(Items from an interface collection)
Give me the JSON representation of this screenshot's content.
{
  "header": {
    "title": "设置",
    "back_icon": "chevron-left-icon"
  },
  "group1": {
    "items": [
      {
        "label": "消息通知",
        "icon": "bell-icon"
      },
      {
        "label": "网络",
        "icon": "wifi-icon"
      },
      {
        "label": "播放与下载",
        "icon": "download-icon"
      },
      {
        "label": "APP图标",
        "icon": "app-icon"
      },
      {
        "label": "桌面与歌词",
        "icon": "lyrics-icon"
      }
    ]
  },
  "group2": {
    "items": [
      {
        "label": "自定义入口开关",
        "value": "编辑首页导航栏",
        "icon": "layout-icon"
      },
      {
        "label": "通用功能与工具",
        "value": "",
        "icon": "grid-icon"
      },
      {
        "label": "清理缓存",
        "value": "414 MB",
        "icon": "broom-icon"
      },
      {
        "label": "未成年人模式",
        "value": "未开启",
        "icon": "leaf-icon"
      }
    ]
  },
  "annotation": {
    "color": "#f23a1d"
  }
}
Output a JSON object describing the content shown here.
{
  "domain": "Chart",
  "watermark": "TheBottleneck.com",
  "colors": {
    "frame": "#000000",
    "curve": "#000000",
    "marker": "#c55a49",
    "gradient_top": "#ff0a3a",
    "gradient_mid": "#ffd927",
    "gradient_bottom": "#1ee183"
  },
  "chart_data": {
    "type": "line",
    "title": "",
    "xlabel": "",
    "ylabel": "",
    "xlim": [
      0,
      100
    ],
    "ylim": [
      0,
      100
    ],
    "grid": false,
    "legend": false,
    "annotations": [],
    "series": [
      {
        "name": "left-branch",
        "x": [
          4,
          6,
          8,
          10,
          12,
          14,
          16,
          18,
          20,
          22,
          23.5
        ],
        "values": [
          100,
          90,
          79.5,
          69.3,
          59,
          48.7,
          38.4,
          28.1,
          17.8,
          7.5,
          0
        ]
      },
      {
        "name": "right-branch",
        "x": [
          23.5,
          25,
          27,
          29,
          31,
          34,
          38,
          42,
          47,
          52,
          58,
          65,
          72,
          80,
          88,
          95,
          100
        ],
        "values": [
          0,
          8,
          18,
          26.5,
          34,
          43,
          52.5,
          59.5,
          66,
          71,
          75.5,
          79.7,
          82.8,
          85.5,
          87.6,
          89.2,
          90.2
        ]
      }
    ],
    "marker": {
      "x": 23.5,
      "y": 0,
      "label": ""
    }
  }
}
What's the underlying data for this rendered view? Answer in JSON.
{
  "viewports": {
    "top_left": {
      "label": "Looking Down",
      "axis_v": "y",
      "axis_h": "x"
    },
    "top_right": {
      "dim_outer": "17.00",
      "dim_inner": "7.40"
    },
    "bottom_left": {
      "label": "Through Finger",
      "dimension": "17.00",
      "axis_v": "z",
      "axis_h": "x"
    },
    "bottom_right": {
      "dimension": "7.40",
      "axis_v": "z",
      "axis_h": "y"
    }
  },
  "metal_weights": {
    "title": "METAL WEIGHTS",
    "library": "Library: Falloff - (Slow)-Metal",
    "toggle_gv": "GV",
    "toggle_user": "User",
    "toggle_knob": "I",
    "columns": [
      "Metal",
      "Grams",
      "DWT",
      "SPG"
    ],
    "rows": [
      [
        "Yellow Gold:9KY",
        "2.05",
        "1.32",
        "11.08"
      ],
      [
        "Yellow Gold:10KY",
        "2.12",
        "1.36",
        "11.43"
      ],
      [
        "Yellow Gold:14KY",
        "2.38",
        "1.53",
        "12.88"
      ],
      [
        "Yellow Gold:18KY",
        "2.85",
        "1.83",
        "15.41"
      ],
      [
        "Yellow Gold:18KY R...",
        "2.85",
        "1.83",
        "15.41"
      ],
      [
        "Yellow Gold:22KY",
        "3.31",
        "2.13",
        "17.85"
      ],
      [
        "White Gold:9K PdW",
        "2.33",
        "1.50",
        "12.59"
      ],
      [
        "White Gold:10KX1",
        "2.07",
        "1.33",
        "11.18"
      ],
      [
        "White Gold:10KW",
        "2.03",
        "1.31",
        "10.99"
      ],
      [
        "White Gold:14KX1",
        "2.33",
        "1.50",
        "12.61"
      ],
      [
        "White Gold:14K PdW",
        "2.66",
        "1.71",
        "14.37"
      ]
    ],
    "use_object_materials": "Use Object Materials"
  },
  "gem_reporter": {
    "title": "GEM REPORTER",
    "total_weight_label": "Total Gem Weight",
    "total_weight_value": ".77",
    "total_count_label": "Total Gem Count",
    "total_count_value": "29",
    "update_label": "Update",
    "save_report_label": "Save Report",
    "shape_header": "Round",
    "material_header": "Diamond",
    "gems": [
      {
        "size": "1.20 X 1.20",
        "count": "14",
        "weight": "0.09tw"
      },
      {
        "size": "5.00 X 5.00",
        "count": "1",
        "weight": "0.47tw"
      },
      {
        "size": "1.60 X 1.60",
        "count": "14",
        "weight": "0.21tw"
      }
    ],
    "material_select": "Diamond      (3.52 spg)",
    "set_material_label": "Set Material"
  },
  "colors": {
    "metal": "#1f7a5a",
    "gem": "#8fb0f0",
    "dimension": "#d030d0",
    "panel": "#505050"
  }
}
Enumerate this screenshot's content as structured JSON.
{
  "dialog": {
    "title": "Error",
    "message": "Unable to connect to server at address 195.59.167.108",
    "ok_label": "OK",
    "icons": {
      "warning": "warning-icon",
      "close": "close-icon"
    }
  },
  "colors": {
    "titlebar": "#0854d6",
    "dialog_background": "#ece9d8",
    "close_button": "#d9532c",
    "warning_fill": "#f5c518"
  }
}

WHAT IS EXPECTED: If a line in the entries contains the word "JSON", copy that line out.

ANSWER:
Give me the JSON representation of this screenshot's content.
Output a JSON object describing the content shown here.
What's the underlying data for this rendered view? Answer in JSON.
Enumerate this screenshot's content as structured JSON.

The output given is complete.